Material to process:
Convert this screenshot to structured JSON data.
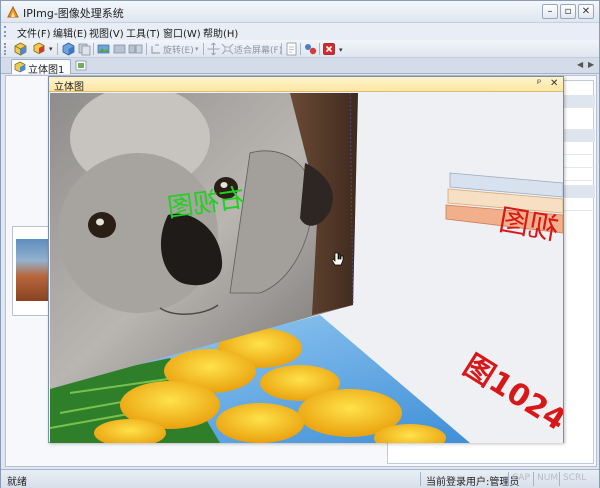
{
  "app": {
    "title": "IPImg-图像处理系统"
  },
  "window_controls": {
    "minimize": "–",
    "restore": "▫",
    "close": "✕"
  },
  "menu": {
    "items": [
      "文件(F)",
      "编辑(E)",
      "视图(V)",
      "工具(T)",
      "窗口(W)",
      "帮助(H)"
    ]
  },
  "toolbar": {
    "rotate_label": "旋转(E)",
    "fit_screen_label": "适合屏幕(F)"
  },
  "tabs": {
    "document_tab": "立体图1"
  },
  "float_window": {
    "title": "立体图",
    "pin": "ᵖ",
    "close": "✕"
  },
  "canvas": {
    "koala_caption": "右视图",
    "right_caption": "视图",
    "bottom_caption": "图1024"
  },
  "status": {
    "left": "就绪",
    "user": "当前登录用户:管理员",
    "keys": [
      "CAP",
      "NUM",
      "SCRL"
    ]
  },
  "colors": {
    "accent_title": "#fbe6a5",
    "green_text": "#1fd21f",
    "red_text": "#d81818",
    "sky_blue": "#5aa9e6",
    "tulip_yellow": "#f4c21a"
  }
}
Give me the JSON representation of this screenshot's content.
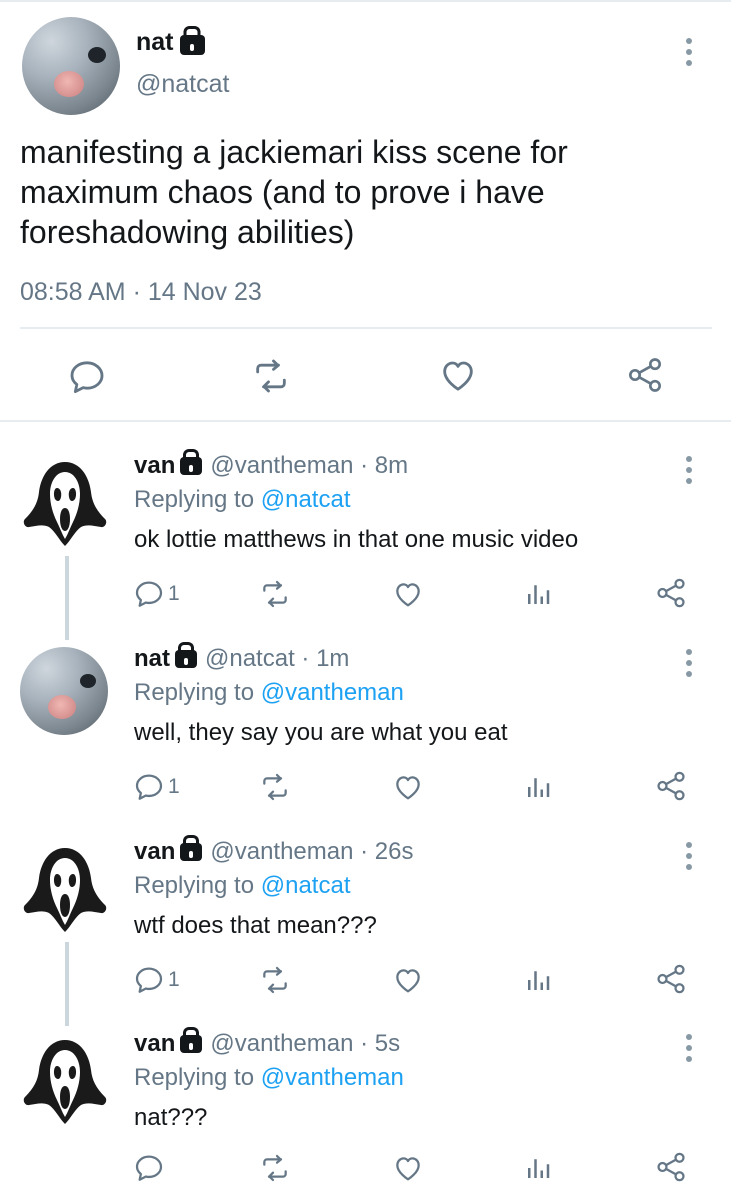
{
  "main_tweet": {
    "author_name": "nat",
    "author_handle": "@natcat",
    "text": "manifesting a jackiemari kiss scene for maximum chaos (and to prove i have foreshadowing abilities)",
    "timestamp": "08:58 AM · 14 Nov 23",
    "protected": true
  },
  "replies": [
    {
      "author_name": "van",
      "handle_time": "@vantheman · 8m",
      "replying_prefix": "Replying to ",
      "replying_to": "@natcat",
      "text": "ok lottie matthews in that one music video",
      "reply_count": "1",
      "avatar": "ghostface"
    },
    {
      "author_name": "nat",
      "handle_time": "@natcat · 1m",
      "replying_prefix": "Replying to ",
      "replying_to": "@vantheman",
      "text": "well, they say you are what you eat",
      "reply_count": "1",
      "avatar": "cat"
    },
    {
      "author_name": "van",
      "handle_time": "@vantheman · 26s",
      "replying_prefix": "Replying to ",
      "replying_to": "@natcat",
      "text": "wtf does that mean???",
      "reply_count": "1",
      "avatar": "ghostface"
    },
    {
      "author_name": "van",
      "handle_time": "@vantheman · 5s",
      "replying_prefix": "Replying to ",
      "replying_to": "@vantheman",
      "text": "nat???",
      "reply_count": "",
      "avatar": "ghostface"
    }
  ],
  "icons": {
    "reply": "comment-icon",
    "retweet": "retweet-icon",
    "like": "heart-icon",
    "analytics": "analytics-icon",
    "share": "share-icon",
    "more": "more-vertical-icon",
    "lock": "lock-icon"
  },
  "colors": {
    "text": "#14171a",
    "secondary": "#657786",
    "link": "#1da1f2",
    "divider": "#e6ecf0",
    "icon": "#657786"
  }
}
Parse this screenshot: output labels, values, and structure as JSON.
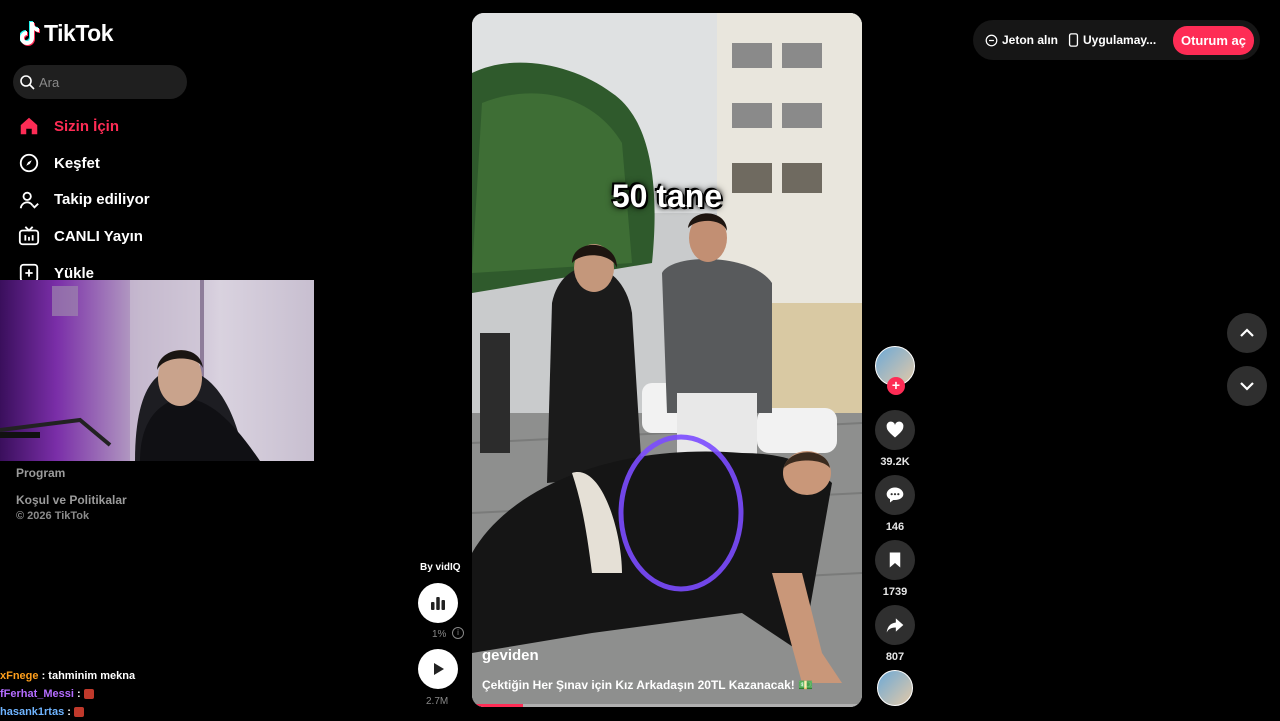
{
  "app": {
    "logo_text": "TikTok"
  },
  "search": {
    "placeholder": "Ara"
  },
  "nav": [
    {
      "label": "Sizin İçin",
      "icon": "home-icon",
      "active": true
    },
    {
      "label": "Keşfet",
      "icon": "compass-icon"
    },
    {
      "label": "Takip ediliyor",
      "icon": "following-icon"
    },
    {
      "label": "CANLI Yayın",
      "icon": "live-icon"
    },
    {
      "label": "Yükle",
      "icon": "upload-icon"
    }
  ],
  "footer": {
    "program": "Program",
    "terms": "Koşul ve Politikalar",
    "copyright": "© 2026 TikTok"
  },
  "chat": [
    {
      "user": "xFnege",
      "message": "tahminim mekna"
    },
    {
      "user": "fFerhat_Messi",
      "message": ""
    },
    {
      "user": "hasank1rtas",
      "message": ""
    }
  ],
  "video": {
    "overlay_text": "50 tane",
    "author": "geviden",
    "caption": "Çektiğin Her Şınav için Kız Arkadaşın 20TL Kazanacak! 💵",
    "progress": 0.13
  },
  "vidiq": {
    "label": "By vidIQ",
    "percent": "1%",
    "play_count": "2.7M"
  },
  "actions": {
    "likes": "39.2K",
    "comments": "146",
    "saves": "1739",
    "shares": "807"
  },
  "topbar": {
    "coins": "Jeton alın",
    "app": "Uygulamay...",
    "login": "Oturum aç"
  },
  "colors": {
    "accent": "#fe2c55",
    "background": "#000000",
    "button_bg": "#2f2f2f"
  }
}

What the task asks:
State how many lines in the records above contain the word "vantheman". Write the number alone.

Response to the exercise:
5